The world requires energy surety (safety, security, reliability, cost effectiveness, and sustainability) to support economic development, a high standard of living and national/global security. We formulated a conceptual model for multi-scale analysis of the Global Energy System (GES) to evaluate the effective means of achieving energy security or surety while meeting global carbon goals. The model represents interacting entities at a variety of scales (nations, industries, consumers) that have resources (material, funds, energy), technologies (transform resources, emit CO2) and competing needs (energy surety, standard-of-living).
A simplified version of the model was implemented and preliminary analyses of two test cases were conducted. The limited purpose of these simulations was to test the model’s ability to produce selected qualitative responses that would be expected in a real system that matched the model constraints: an overall increase in power price as a finite fuel resource is depleted, and an increase in power price and decrease in usage if carbon emissions associated with fossil fuel use are taxed. The behavior of the initial model conformed to important qualitative expectations about the real system.

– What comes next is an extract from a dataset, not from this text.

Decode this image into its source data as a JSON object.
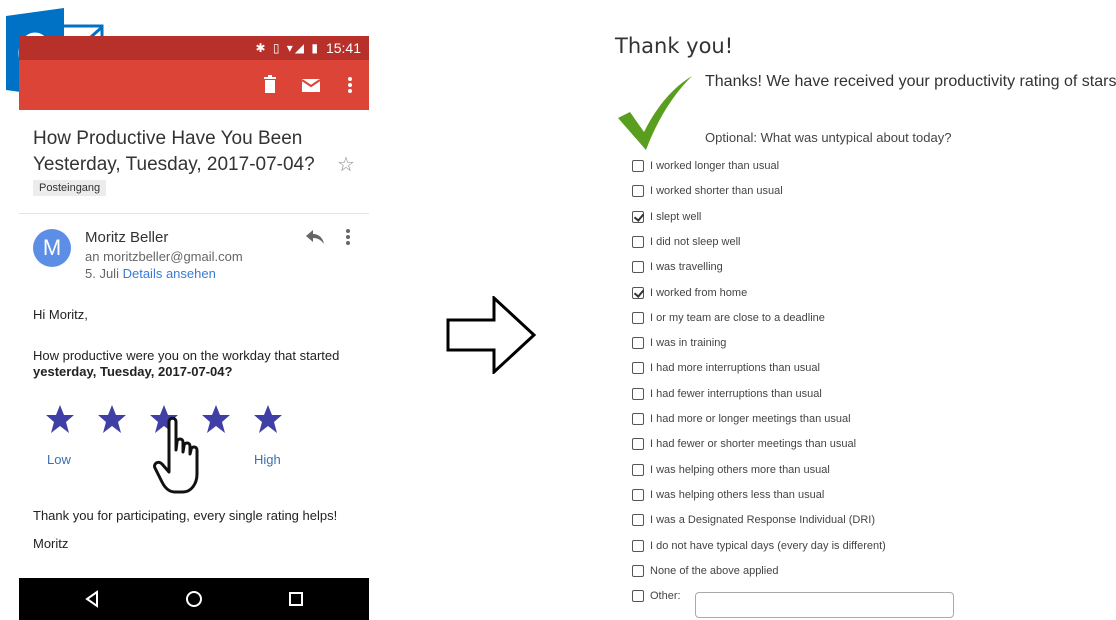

This work led to the national Transportation Fuels Network model where, to date, several models of petroleum infrastructure have been placed into the database accessed by the NetFlow Dynamics application. The primary model represents a network of U. S. oil fields, transmission pipelines, rail lines, refineries, tank farms, and distribution terminals. Other petroleum networks include the NISAC Global Crude Oil Model and models of petroleum infrastructure in several foreign countries.